Even walk-on running back Jordan Leasure got his hands on the ball in this one.
The list of receivers with a touchdown is a long one — Parris Campbell, K.J. Hill, Terry McLaurin, Binjimen Victor, Johnnie Dixon, Rashod Berry and walk-on receiver C.J. Saunders, who’s score marked the first career touchdowns for both he and Haskins.
Saunders played an extremely solid game, hauling in six passes for 102 yards and his aforementioned score. Urban Meyer said he likes what Saunders brings, but lacks the size to make an immediate impact.
"C.J. ... he can't be a hood ornament," Meyer said. "That means you've got to be able to block and be able to do all the things. We've had trouble before with the smaller guys."
While talking to the media, Saunders joked about his weight, saying he weighs 178 pounds exactly right not. He said strength coach Mickey Marotti is working with him to try and bulk up as his career at Ohio State continues.
Berry’s touchdown was one of the more impressive ones, as the tight end turned defensive end turned tight end did his best Marshawn Lynch run, shrugging off defender after defender before scoring his first career touchdown.
Campbell had the longest pair of plays for the Buckeyes, notching an 82-yard free-kick return and a 69-yard touchdown pass, which opened the scoring just two minutes into Ohio State’s first drive.
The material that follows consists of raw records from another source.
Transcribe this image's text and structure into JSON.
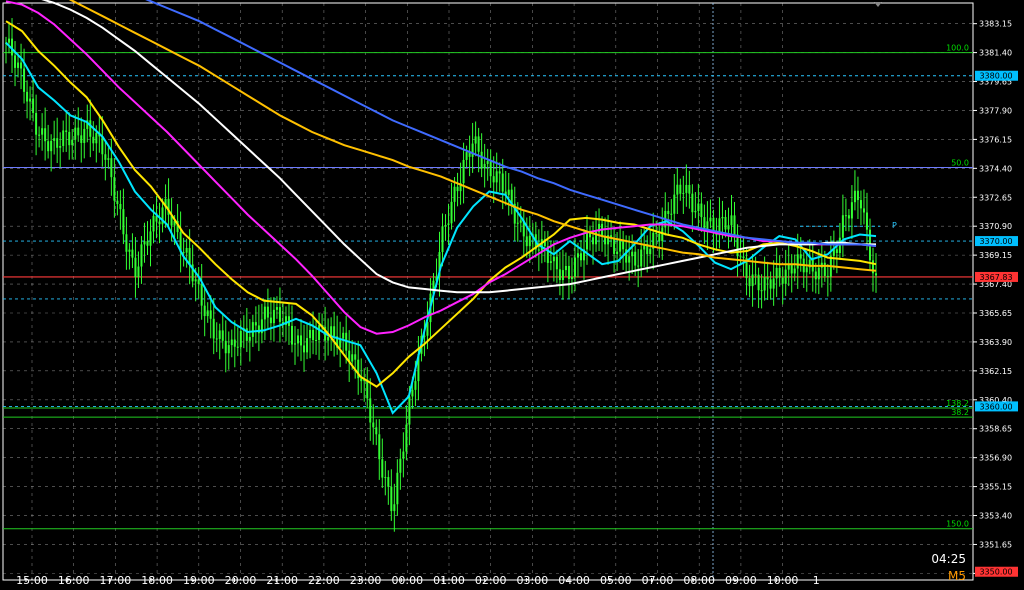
{
  "chart_data": {
    "type": "candlestick",
    "symbol_timeframe": "M5",
    "countdown": "04:25",
    "ylim": [
      3349.5,
      3384.4
    ],
    "y_ticks": [
      "3383.15",
      "3381.40",
      "3379.65",
      "3377.90",
      "3376.15",
      "3374.40",
      "3372.65",
      "3370.90",
      "3369.15",
      "3367.40",
      "3365.65",
      "3363.90",
      "3362.15",
      "3360.40",
      "3358.65",
      "3356.90",
      "3355.15",
      "3353.40",
      "3351.65",
      "3349.90"
    ],
    "x_ticks": [
      "15:00",
      "16:00",
      "17:00",
      "18:00",
      "19:00",
      "20:00",
      "21:00",
      "22:00",
      "23:00",
      "00:00",
      "01:00",
      "02:00",
      "03:00",
      "04:00",
      "05:00",
      "07:00",
      "08:00",
      "09:00",
      "10:00"
    ],
    "x_tick_last": "1",
    "price_boxes": [
      {
        "label": "3380.00",
        "value": 3380.0,
        "color": "#00bfff"
      },
      {
        "label": "3370.00",
        "value": 3370.0,
        "color": "#00bfff"
      },
      {
        "label": "3367.83",
        "value": 3367.83,
        "color": "#ff3333"
      },
      {
        "label": "3360.00",
        "value": 3360.0,
        "color": "#00bfff"
      },
      {
        "label": "3350.00",
        "value": 3350.0,
        "color": "#ff3333"
      }
    ],
    "fib_levels": [
      {
        "label": "100.0",
        "value": 3381.4
      },
      {
        "label": "50.0",
        "value": 3374.45
      },
      {
        "label": "138.2",
        "value": 3359.9
      },
      {
        "label": "38.2",
        "value": 3359.35
      },
      {
        "label": "150.0",
        "value": 3352.6
      }
    ],
    "pivot_label": "P",
    "pivot_value": 3370.9,
    "horizontal_dashed": [
      3380.0,
      3370.0,
      3366.5,
      3360.0
    ],
    "close_price": 3367.83,
    "series": [
      {
        "color": "#00e5ff",
        "values": [
          3382.0,
          3381.0,
          3379.3,
          3378.5,
          3377.6,
          3377.2,
          3376.3,
          3374.8,
          3373.0,
          3371.9,
          3371.0,
          3369.1,
          3367.8,
          3366.0,
          3365.1,
          3364.5,
          3364.6,
          3364.9,
          3365.3,
          3364.9,
          3364.3,
          3364.0,
          3363.7,
          3362.0,
          3359.6,
          3360.6,
          3364.7,
          3368.5,
          3370.8,
          3372.1,
          3373.0,
          3372.8,
          3371.4,
          3369.8,
          3369.2,
          3370.0,
          3369.3,
          3368.6,
          3368.8,
          3369.8,
          3370.9,
          3371.2,
          3370.6,
          3369.7,
          3368.7,
          3368.3,
          3368.8,
          3369.6,
          3370.3,
          3370.1,
          3368.9,
          3369.2,
          3370.1,
          3370.4,
          3370.3
        ]
      },
      {
        "color": "#ffe600",
        "values": [
          3383.3,
          3382.7,
          3381.5,
          3380.6,
          3379.6,
          3378.7,
          3377.3,
          3375.7,
          3374.3,
          3373.3,
          3372.0,
          3370.5,
          3369.6,
          3368.6,
          3367.7,
          3366.9,
          3366.4,
          3366.3,
          3366.2,
          3365.5,
          3364.4,
          3363.1,
          3361.8,
          3361.2,
          3362.0,
          3363.0,
          3363.8,
          3364.7,
          3365.6,
          3366.5,
          3367.6,
          3368.4,
          3369.0,
          3369.7,
          3370.4,
          3371.3,
          3371.4,
          3371.3,
          3371.1,
          3371.0,
          3370.7,
          3370.4,
          3370.2,
          3369.8,
          3369.5,
          3369.3,
          3369.4,
          3369.8,
          3369.9,
          3369.7,
          3369.4,
          3369.0,
          3368.9,
          3368.8,
          3368.6
        ]
      },
      {
        "color": "#ff22ff",
        "values": [
          3384.5,
          3384.3,
          3383.8,
          3383.1,
          3382.2,
          3381.3,
          3380.3,
          3379.3,
          3378.4,
          3377.5,
          3376.6,
          3375.6,
          3374.6,
          3373.6,
          3372.6,
          3371.6,
          3370.7,
          3369.8,
          3368.9,
          3367.9,
          3366.8,
          3365.7,
          3364.8,
          3364.4,
          3364.5,
          3364.9,
          3365.4,
          3365.8,
          3366.3,
          3366.8,
          3367.5,
          3368.0,
          3368.6,
          3369.2,
          3369.8,
          3370.2,
          3370.5,
          3370.7,
          3370.8,
          3370.9,
          3371.0,
          3371.0,
          3370.9,
          3370.7,
          3370.5,
          3370.3,
          3370.2,
          3370.0,
          3370.0,
          3369.9,
          3369.8,
          3369.8,
          3369.8,
          3369.8,
          3369.7
        ]
      },
      {
        "color": "#ffffff",
        "values": [
          3385.0,
          3384.9,
          3384.7,
          3384.4,
          3384.0,
          3383.5,
          3382.9,
          3382.2,
          3381.5,
          3380.7,
          3379.9,
          3379.1,
          3378.3,
          3377.4,
          3376.5,
          3375.6,
          3374.7,
          3373.8,
          3372.8,
          3371.8,
          3370.8,
          3369.8,
          3368.9,
          3368.0,
          3367.5,
          3367.2,
          3367.1,
          3367.0,
          3366.9,
          3366.9,
          3366.9,
          3367.0,
          3367.1,
          3367.2,
          3367.3,
          3367.4,
          3367.6,
          3367.8,
          3368.0,
          3368.2,
          3368.4,
          3368.6,
          3368.8,
          3369.0,
          3369.2,
          3369.4,
          3369.6,
          3369.7,
          3369.8,
          3369.8,
          3369.8,
          3369.9,
          3369.9,
          3369.8,
          3369.8
        ]
      },
      {
        "color": "#ffc000",
        "values": [
          3386.0,
          3385.8,
          3385.5,
          3385.1,
          3384.6,
          3384.1,
          3383.6,
          3383.1,
          3382.6,
          3382.1,
          3381.6,
          3381.1,
          3380.6,
          3380.0,
          3379.4,
          3378.8,
          3378.2,
          3377.6,
          3377.1,
          3376.6,
          3376.2,
          3375.8,
          3375.5,
          3375.2,
          3374.9,
          3374.5,
          3374.2,
          3373.9,
          3373.5,
          3373.1,
          3372.7,
          3372.3,
          3371.9,
          3371.6,
          3371.2,
          3370.9,
          3370.6,
          3370.3,
          3370.1,
          3369.9,
          3369.7,
          3369.5,
          3369.3,
          3369.2,
          3369.0,
          3368.9,
          3368.8,
          3368.7,
          3368.6,
          3368.6,
          3368.5,
          3368.5,
          3368.4,
          3368.3,
          3368.2
        ]
      },
      {
        "color": "#3f6bff",
        "values": [
          3387.0,
          3386.9,
          3386.7,
          3386.5,
          3386.2,
          3385.9,
          3385.6,
          3385.3,
          3384.9,
          3384.5,
          3384.1,
          3383.7,
          3383.3,
          3382.8,
          3382.3,
          3381.8,
          3381.3,
          3380.8,
          3380.3,
          3379.8,
          3379.3,
          3378.8,
          3378.3,
          3377.8,
          3377.3,
          3376.9,
          3376.5,
          3376.1,
          3375.7,
          3375.3,
          3374.9,
          3374.5,
          3374.2,
          3373.8,
          3373.5,
          3373.1,
          3372.8,
          3372.5,
          3372.2,
          3371.9,
          3371.6,
          3371.3,
          3371.0,
          3370.8,
          3370.6,
          3370.4,
          3370.2,
          3370.1,
          3370.0,
          3369.9,
          3369.9,
          3369.8,
          3369.8,
          3369.8,
          3369.7
        ]
      }
    ],
    "price_path": [
      3382.0,
      3379.5,
      3377.0,
      3375.5,
      3376.2,
      3377.2,
      3375.3,
      3372.0,
      3368.3,
      3370.3,
      3372.6,
      3369.4,
      3366.5,
      3364.8,
      3363.2,
      3364.4,
      3365.8,
      3365.1,
      3364.0,
      3364.4,
      3364.0,
      3364.3,
      3361.8,
      3357.5,
      3354.2,
      3359.5,
      3364.8,
      3370.3,
      3372.8,
      3376.5,
      3374.2,
      3372.8,
      3371.0,
      3369.6,
      3368.4,
      3368.4,
      3369.5,
      3370.7,
      3369.8,
      3368.2,
      3370.2,
      3371.4,
      3373.1,
      3372.1,
      3370.4,
      3371.1,
      3368.2,
      3366.8,
      3368.1,
      3368.9,
      3367.8,
      3368.6,
      3371.1,
      3372.6,
      3367.8
    ]
  }
}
His final state line was three receptions for 105 yards and the score.
On defense, Ohio State played fast and smothered Rebels’ quarterback Armani Rogers, who was sacked four times, and went just 11-for-19 passing for 88 yards and two picks, before Kurt Palandech replaced him. Although the secondary had been an area of concern, Ohio State limited UNLV receivers to an average of just eight yards per reception.
The secondary seemed improved, but cornerback Kendall Sheffield was picked on by the Rebels, and he picked up three penalties totaling 40 yards. The miscues did not hurt the Buckeyes in the pass game, who’s two touchdowns allowed came on the ground to speedy UNLV running back Lexington Thomas.
The Buckeyes got a pair of picks from Damon Arnette and Damon Webb, which were both technically tipped balls. The deflection for Arnette came thanks to Nick Bosa, while Webb’s pick was dropped into his lap by Denzel Ward.
Arnette’s interception was returned deep into Rebels’ territory, leading to an Ohio State score. Webb said the pass interference calls have been mostly warranted, and it's up to the Buckeyes to solve the problem.
"I don't feel like we doing nothing wrong, just a couple of technique things we need to work fix," Webb said. "I don't consider it that frustrating. We're going to definitely get better."
Safety Erick Smith led all Buckeyes with five total tackles. Bosa, safety Isaiah Pryor and Jerome Baker each picked up one sack a piece, while defensive end Tyquan Lewis and linebacker Malik Harrison each were credited with half sacks.
The Buckeyes limited most of UNLV’s big plays, but got burnt a few long runs. Even after racking up 13 tackles for loss, the Buckeyes allowed 176 yards on the ground.
Defensive tackle Dre'Mont Jones said he feels his unit did their job, and this was a necessary game for the Buckeyes to have before conference play.
"Games like this are definitely confidence boosters," he said. "This team is a talented team, but they're not as good as the rest of the Big Ten that we play. So we need a team like this to raise our confidence, raise our level of play and raise our leadership."
Overall, the win will not hold a huge amount of weight down the road closer to the playoffs, but Ohio State showed an efficient passing attack that had yet to be seen all year. Paired with the running attack that always seems to wear down Ohio State’s opponents, it appears the offense is finding the rhythm it needed.
The Buckeyes will travel next week to New Jersey, to face Rutgers. Last time the two teams met in Piscataway, Ohio State dominated with a 58-0 win.